Decryptor publicly released for Akira ransomware used in several high-profile incidents
A cybersecurity firm released a decryptor for the Akira ransomware, providing a way forward for dozens of victims that have dealt with attacks since the gang emerged in March 2023.
Several experts told Recorded Future News that a decryptor for the ransomware had been used quietly among incident responders for months before cybersecurity firm Avast developed and released its version for public download.
The Akira ransomware group has taken credit for several high-profile incidents – including attacks on the government of Nassau Bay in Texas, Bluefield University, a state-owned bank in South Africa and major forex broker London Capital Group.
The decryptor works on the Windows version of the ransomware, and Avast said it is working on a decryptor that would work for the Linux version discovered last month.
“The Linux version of the Akira ransomware works identically like its Windows counterpart.

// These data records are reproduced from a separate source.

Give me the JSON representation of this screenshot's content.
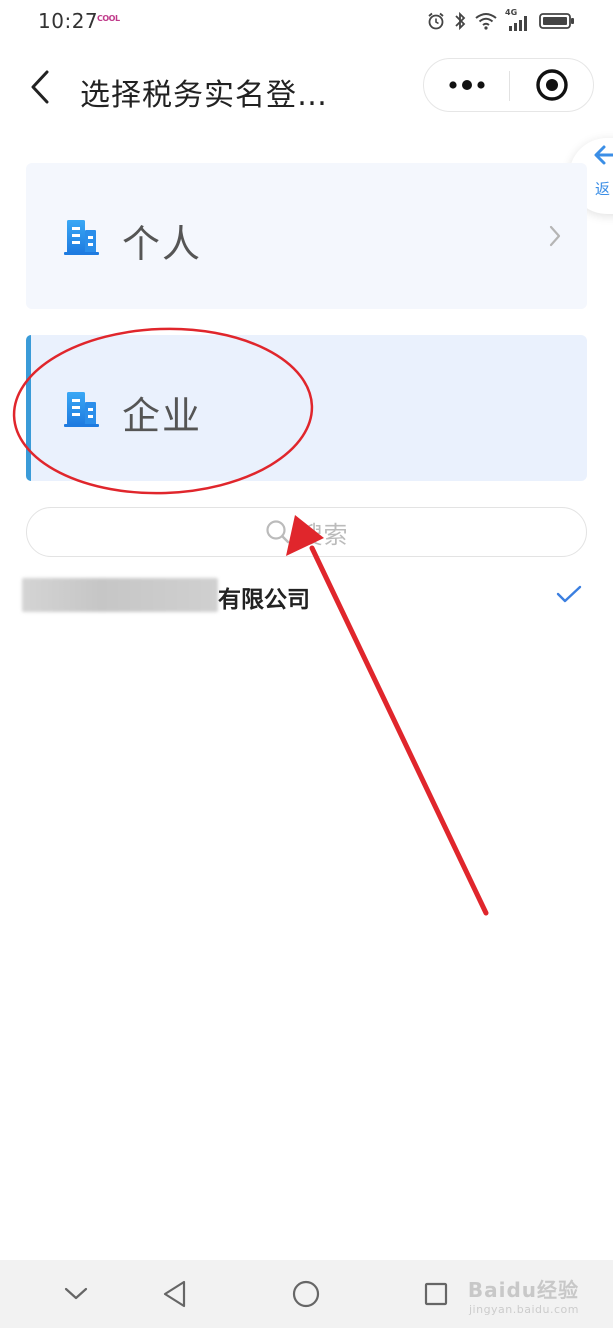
{
  "status_bar": {
    "time": "10:27",
    "app_logo_text": "COOL",
    "network_label": "4G"
  },
  "header": {
    "title": "选择税务实名登…",
    "more_icon": "more-dots-icon",
    "close_icon": "target-close-icon"
  },
  "side_tab": {
    "label": "返",
    "icon": "arrow-left-icon"
  },
  "options": [
    {
      "label": "个人",
      "icon": "building-icon",
      "selected": false
    },
    {
      "label": "企业",
      "icon": "building-icon",
      "selected": true
    }
  ],
  "search": {
    "placeholder": "搜索"
  },
  "company": {
    "name_suffix": "有限公司",
    "checked": true
  },
  "nav_bar": {
    "buttons": [
      "chevron-down-icon",
      "back-triangle-icon",
      "home-circle-icon",
      "recents-square-icon"
    ]
  },
  "watermark": {
    "main": "Baidu经验",
    "sub": "jingyan.baidu.com"
  },
  "colors": {
    "accent_blue": "#3a9bd8",
    "icon_blue": "#2f8ff0",
    "annotation_red": "#e0262c",
    "card_selected_bg": "#eaf1fd",
    "card_bg": "#f4f7fd"
  }
}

Encrypted files have the same extension and the same encryption schema,” the researchers said, adding that the current decryptor can be used to unlock files encrypted by the Linux variant..
The researchers noted that the Akira ransomware bears several similarities to the Conti ransomware, which they said “may indicate that the malware authors were at least inspired by the leaked Conti sources.”
The files and directories excluded during attacks are the same and several of the encryption features resemble those used by Conti.
Several other security companies have hinted about similarities and ties between the now-defunct Conti ransomware and Akira.
Recorded Future ransomware expert Allan Liska said although Akira has only been around since March, it has already added more than 50 victims to their extortion site, indicating “that they are most likely an experienced group who switched to using a different ransomware strain.”
“The group is most well known for their leak site, which is set up to look like an ‘80s computer terminal (green text against a black background),” he said.
“One other thing that is interesting about them is that in their ransom note they threaten to tell everyone how they got into a victim network for victims that don’t pay.”
The group made waves last week after posting an apology for attacking the state-owned Development Bank of Southern Africa, claiming someone used their ransomware without their permission.
is a Breaking News Reporter at Recorded Future News. Jonathan has worked across the globe as a journalist since 2014. Before moving back to New York City, he worked for news outlets in South Africa, Jordan and Cambodia. He previously covered cybersecurity at ZDNet and TechRepublic.